“One is still in serious condition and one has been upgraded to fair condition at this time,” said Littleton Adventist Hospital Medical Staff President Dr. Mark Elliott.
Elliott told Denver7 he couldn’t go into detail about the patients' care, but he described how the hospital responded to the active shooter situation by enacting its mass casualty policy.
“We notified, through all of our paging system, to have extra staff come in, immediately notified all the trauma surgeons and notified all of the emergency physicians and within 15 minutes of our notifications we had six emergency physicians in the department, four trauma surgeons in the department and the O.R. opened up their cases,” Elliott said.
Elliott said his staff runs drills to train for these situations twice a year.
But unfortunately, for several doctors and nurses, they already have real-life experience.
“Not only have we run drills but our own experience with three school shootings and also the Douglas County deputy event, I’m afraid, makes us prepared, but you never get used to it,” Elliott said.
“With school shootings, it takes a real toll on the nurses and the staff and the physicians who might have kids at those schools.
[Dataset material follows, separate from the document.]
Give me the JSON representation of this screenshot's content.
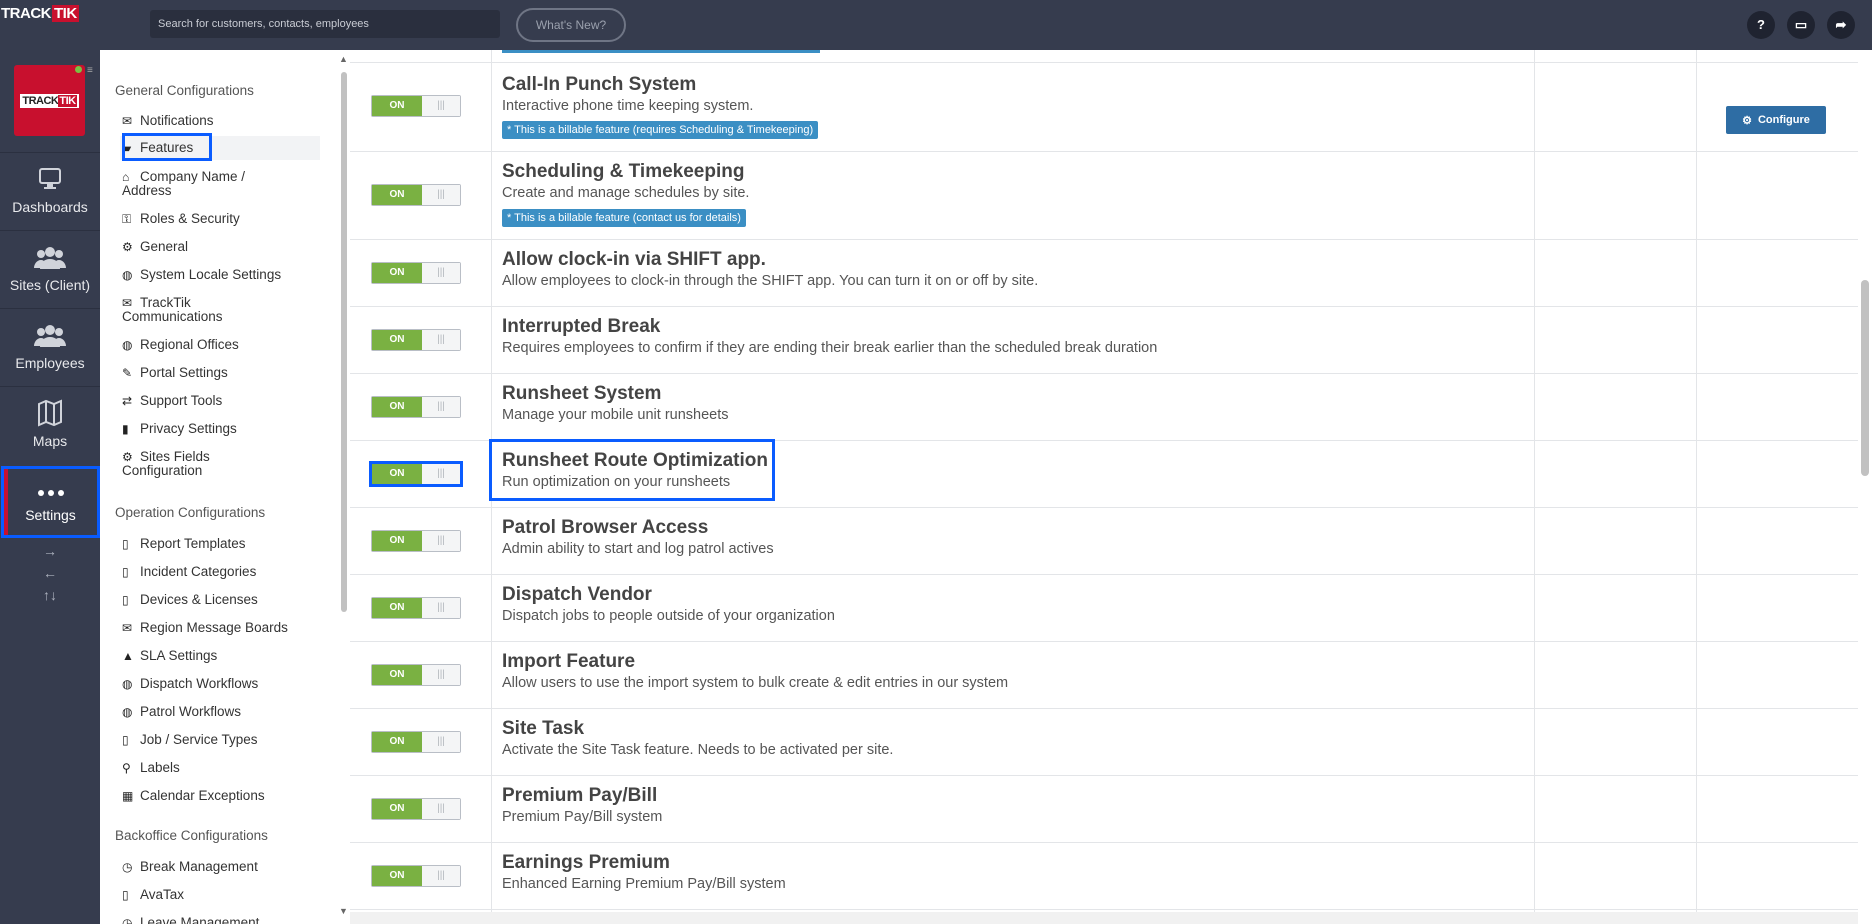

So while these nurses are taking care of the victims, some of them may even have their own children at that same school and wondering how they’re doing and check on them at the same time,” Elliott said.
Elliott said that following these mass shooting situations, the hospital does debriefings and provides behavioral health services to all staff members.
“We’ve had instances where immediately afterwards, we’ve had staff that just can’t continue their shift and we support them and allow them to leave depending on what that situation was,” Elliott said.
Elliott said he hopes this is the last school shooting his staff responds to, but they will continue to train and prepare.